On September 3, 2004, the faculty held an orientation meeting with the incoming class of students. At this meeting, they outlined the memo from August 23, 2004, which explained that the program had adopted the positions of the APA on “same-sex marriage” and same sex parenting. (See Parts, I, II, III, IV, and V of this series).
The faculty also indicated that they would not write letters of recommendation for any student who did not approve of “same-sex marriage” or same-sex parenting. The faculty further indicated that anyone who was found to be “discriminatory” toward “LGBT” individuals had no place in the program. According to them, “healers” could not take positions contrary to the political allies of the homosexual movement.
On September 7, 2004, Mr. Ford had a follow up meeting with ProfessorWetchler. During that meeting, Wetchler inquired as to whether Mr. Ford had changed his views on “same-sex marriage” and again insisted that Mr. Ford apologize for writing the letter to the editor. Mr. Ford stated that his views on the subject had not changed and that he would not apologize for exercising his First Amendment freedoms.
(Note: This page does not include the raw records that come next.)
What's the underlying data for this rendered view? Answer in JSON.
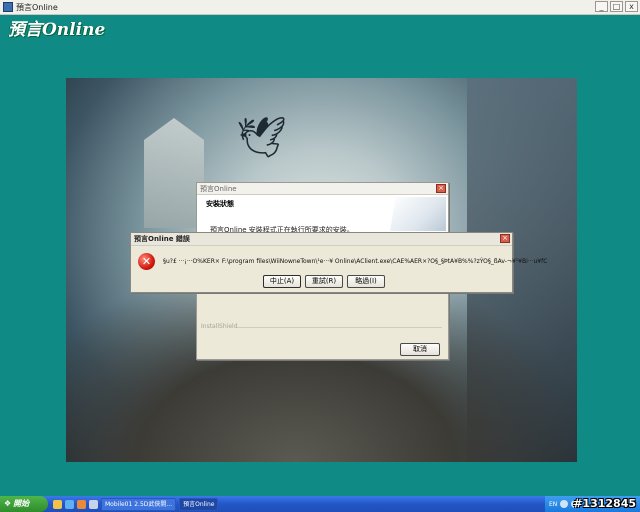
{
  "outer_window": {
    "title": "預言Online",
    "min_label": "_",
    "max_label": "□",
    "close_label": "x"
  },
  "game_logo": "預言Online",
  "setup_dialog": {
    "title": "預言Online",
    "header_title": "安裝狀態",
    "header_desc": "預言Online 安裝程式正在執行所要求的安裝。",
    "brand": "InstallShield",
    "cancel_label": "取消"
  },
  "error_dialog": {
    "title": "預言Online 錯誤",
    "message": "§u?£ ···¡···O%KER× F:\\program files\\WiiNowneTown\\¹e···¥ Online\\AClient.exe\\CAE%AER×?O§_§ÞtA¥B%%?zÝO§_ßAv-¬¥¹¥Bi···u¥fC",
    "icon_symbol": "✕",
    "abort_label": "中止(A)",
    "retry_label": "重試(R)",
    "ignore_label": "略過(I)"
  },
  "taskbar": {
    "start_label": "開始",
    "items": [
      "Mobile01 2.5D武俠開...",
      "預言Online"
    ],
    "lang": "EN"
  },
  "watermark": "#1312845",
  "colors": {
    "desktop_bg": "#0f8a84",
    "taskbar": "#2356c7",
    "start_button": "#2f8c2b",
    "error_icon": "#d21a10"
  }
}
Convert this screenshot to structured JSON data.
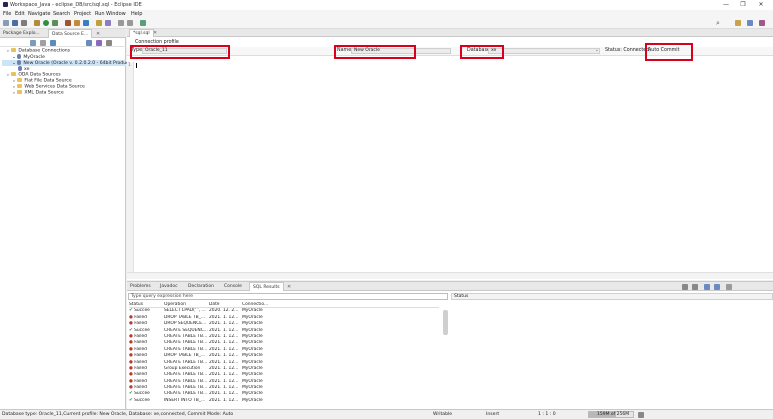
{
  "window": {
    "title": "Workspace_Java - eclipse_DB/src/sql.sql - Eclipse IDE",
    "minimize": "—",
    "maximize": "❐",
    "close": "✕"
  },
  "menu": [
    "File",
    "Edit",
    "Navigate",
    "Search",
    "Project",
    "Run",
    "Window",
    "Help"
  ],
  "left_panel": {
    "tabs": [
      {
        "label": "Package Explo..."
      },
      {
        "label": "Data Source E..."
      }
    ],
    "tree": [
      {
        "label": "Database Connections",
        "indent": 0,
        "icon": "folder-icon"
      },
      {
        "label": "MyOracle",
        "indent": 1,
        "icon": "database-icon"
      },
      {
        "label": "New Oracle (Oracle v. 0.2.0.2.0 - 64bit Product",
        "indent": 1,
        "icon": "database-icon",
        "selected": true
      },
      {
        "label": "xe",
        "indent": 2,
        "icon": "database-icon"
      },
      {
        "label": "ODA Data Sources",
        "indent": 0,
        "icon": "folder-icon"
      },
      {
        "label": "Flat File Data Source",
        "indent": 1,
        "icon": "folder-icon"
      },
      {
        "label": "Web Services Data Source",
        "indent": 1,
        "icon": "folder-icon"
      },
      {
        "label": "XML Data Source",
        "indent": 1,
        "icon": "folder-icon"
      }
    ]
  },
  "editor": {
    "tab_label": "*sql.sql",
    "section_label": "Connection profile",
    "type_label": "Type:",
    "type_value": "Oracle_11",
    "name_label": "Name:",
    "name_value": "New Oracle",
    "database_label": "Database:",
    "database_value": "xe",
    "status_label": "Status: Connected,",
    "autocommit_value": "Auto Commit",
    "line_number": "1"
  },
  "bottom": {
    "tabs": [
      {
        "label": "Problems"
      },
      {
        "label": "Javadoc"
      },
      {
        "label": "Declaration"
      },
      {
        "label": "Console"
      },
      {
        "label": "SQL Results",
        "active": true
      }
    ],
    "filter_placeholder": "Type query expression here",
    "status_pane_label": "Status",
    "columns": [
      "Status",
      "Operation",
      "Date",
      "Connectio..."
    ],
    "rows": [
      {
        "status": "Succee",
        "ok": true,
        "op": "SELECT LPAD(' ', ...",
        "date": "2020. 12. 2...",
        "conn": "MyOracle"
      },
      {
        "status": "Failed",
        "ok": false,
        "op": "DROP TABLE TB_...",
        "date": "2021. 1. 12...",
        "conn": "MyOracle"
      },
      {
        "status": "Failed",
        "ok": false,
        "op": "DROP SEQUENCE...",
        "date": "2021. 1. 12...",
        "conn": "MyOracle"
      },
      {
        "status": "Succee",
        "ok": true,
        "op": "CREATE SEQUENC...",
        "date": "2021. 1. 12...",
        "conn": "MyOracle"
      },
      {
        "status": "Failed",
        "ok": false,
        "op": "CREATE TABLE TB...",
        "date": "2021. 1. 12...",
        "conn": "MyOracle"
      },
      {
        "status": "Failed",
        "ok": false,
        "op": "CREATE TABLE TB...",
        "date": "2021. 1. 12...",
        "conn": "MyOracle"
      },
      {
        "status": "Failed",
        "ok": false,
        "op": "CREATE TABLE TB...",
        "date": "2021. 1. 12...",
        "conn": "MyOracle"
      },
      {
        "status": "Failed",
        "ok": false,
        "op": "DROP TABLE TB_...",
        "date": "2021. 1. 12...",
        "conn": "MyOracle"
      },
      {
        "status": "Failed",
        "ok": false,
        "op": "CREATE TABLE TB...",
        "date": "2021. 1. 12...",
        "conn": "MyOracle"
      },
      {
        "status": "Failed",
        "ok": false,
        "op": "Group Execution",
        "date": "2021. 1. 12...",
        "conn": "MyOracle"
      },
      {
        "status": "Failed",
        "ok": false,
        "op": "CREATE TABLE TB...",
        "date": "2021. 1. 12...",
        "conn": "MyOracle"
      },
      {
        "status": "Failed",
        "ok": false,
        "op": "CREATE TABLE TB...",
        "date": "2021. 1. 12...",
        "conn": "MyOracle"
      },
      {
        "status": "Failed",
        "ok": false,
        "op": "CREATE TABLE TB...",
        "date": "2021. 1. 12...",
        "conn": "MyOracle"
      },
      {
        "status": "Succee",
        "ok": true,
        "op": "CREATE TABLE TB...",
        "date": "2021. 1. 12...",
        "conn": "MyOracle"
      },
      {
        "status": "Succee",
        "ok": true,
        "op": "INSERT INTO TB_...",
        "date": "2021. 1. 12...",
        "conn": "MyOracle"
      }
    ]
  },
  "statusbar": {
    "left": "Database type: Oracle_11,Current profile: New Oracle, Database: xe,connected, Commit Mode: Auto",
    "writable": "Writable",
    "insert": "Insert",
    "position": "1 : 1 : 0",
    "memory": "159M of 256M"
  },
  "colors": {
    "highlight_box": "#d9001b",
    "selection": "#cde3f7",
    "success": "#2a7d2a",
    "failed": "#c0392b"
  }
}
In the fall of 2004, Professor Hecker’s ethics class focused on reparative therapy, which is therapy for those who wish to overcome attraction to members of the same sex. At the end of class on September 29, 2004, she handed out worksheets that described an ethical dilemma. This dilemma involved a male, church-going therapist who recommended that a client and his family consider reparative therapy and directed them to the National Association of Research andTherapy of Homosexuality (NARTH). This counseling involved reparative therapy, which Hecker characterized as completely unethical.
At the beginning of class on October 6, 2004, Professor Hecker passed out new worksheets, stating that the old ones were incorrect. The new worksheets involved a female church-going therapist who was counseling a client whose parents believed that homosexuality was a sin. But the rest of the details remained unchanged.
During the ethics class, Professor Hecker spent six class hours discussing an article she had co-authored with Ms. Duffy-Greslo, which consistently portrayed nonreligious individuals as tolerant, healthy, mature, and well-developed. In contrast, it portrayed religiously orthodox people as stunted, immature, and less developed.
During October of 2004, Professor Hecker began evaluating Mr. Ford’s work with scrutiny she did not apply to others. For the first time, she began requiring